TASK REQUIREMENTS. Write out every entry word for word.

Website and app data records:
[Start of section]
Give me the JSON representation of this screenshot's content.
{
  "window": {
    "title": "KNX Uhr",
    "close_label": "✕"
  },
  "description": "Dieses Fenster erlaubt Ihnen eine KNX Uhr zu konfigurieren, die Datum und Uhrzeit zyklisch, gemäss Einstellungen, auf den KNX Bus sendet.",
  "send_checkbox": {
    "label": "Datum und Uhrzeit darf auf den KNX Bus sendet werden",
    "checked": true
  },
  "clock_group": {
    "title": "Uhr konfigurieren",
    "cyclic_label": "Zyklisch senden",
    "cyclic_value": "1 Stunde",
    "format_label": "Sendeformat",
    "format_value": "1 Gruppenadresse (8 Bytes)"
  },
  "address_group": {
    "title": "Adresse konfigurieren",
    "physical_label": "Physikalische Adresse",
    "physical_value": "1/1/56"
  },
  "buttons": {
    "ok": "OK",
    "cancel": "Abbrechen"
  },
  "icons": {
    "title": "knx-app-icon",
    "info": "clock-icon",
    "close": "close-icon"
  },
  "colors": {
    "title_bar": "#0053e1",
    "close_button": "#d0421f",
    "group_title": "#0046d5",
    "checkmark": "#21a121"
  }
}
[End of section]
EXPECTED OUTPUT.
Give me the JSON representation of this screenshot's content.
{
  "window": {
    "title": "KNX Uhr",
    "close_label": "✕"
  },
  "description": "Dieses Fenster erlaubt Ihnen eine KNX Uhr zu konfigurieren, die Datum und Uhrzeit zyklisch, gemäss Einstellungen, auf den KNX Bus sendet.",
  "send_checkbox": {
    "label": "Datum und Uhrzeit darf auf den KNX Bus sendet werden",
    "checked": true
  },
  "clock_group": {
    "title": "Uhr konfigurieren",
    "cyclic_label": "Zyklisch senden",
    "cyclic_value": "1 Stunde",
    "format_label": "Sendeformat",
    "format_value": "1 Gruppenadresse (8 Bytes)"
  },
  "address_group": {
    "title": "Adresse konfigurieren",
    "physical_label": "Physikalische Adresse",
    "physical_value": "1/1/56"
  },
  "buttons": {
    "ok": "OK",
    "cancel": "Abbrechen"
  },
  "icons": {
    "title": "knx-app-icon",
    "info": "clock-icon",
    "close": "close-icon"
  },
  "colors": {
    "title_bar": "#0053e1",
    "close_button": "#d0421f",
    "group_title": "#0046d5",
    "checkmark": "#21a121"
  }
}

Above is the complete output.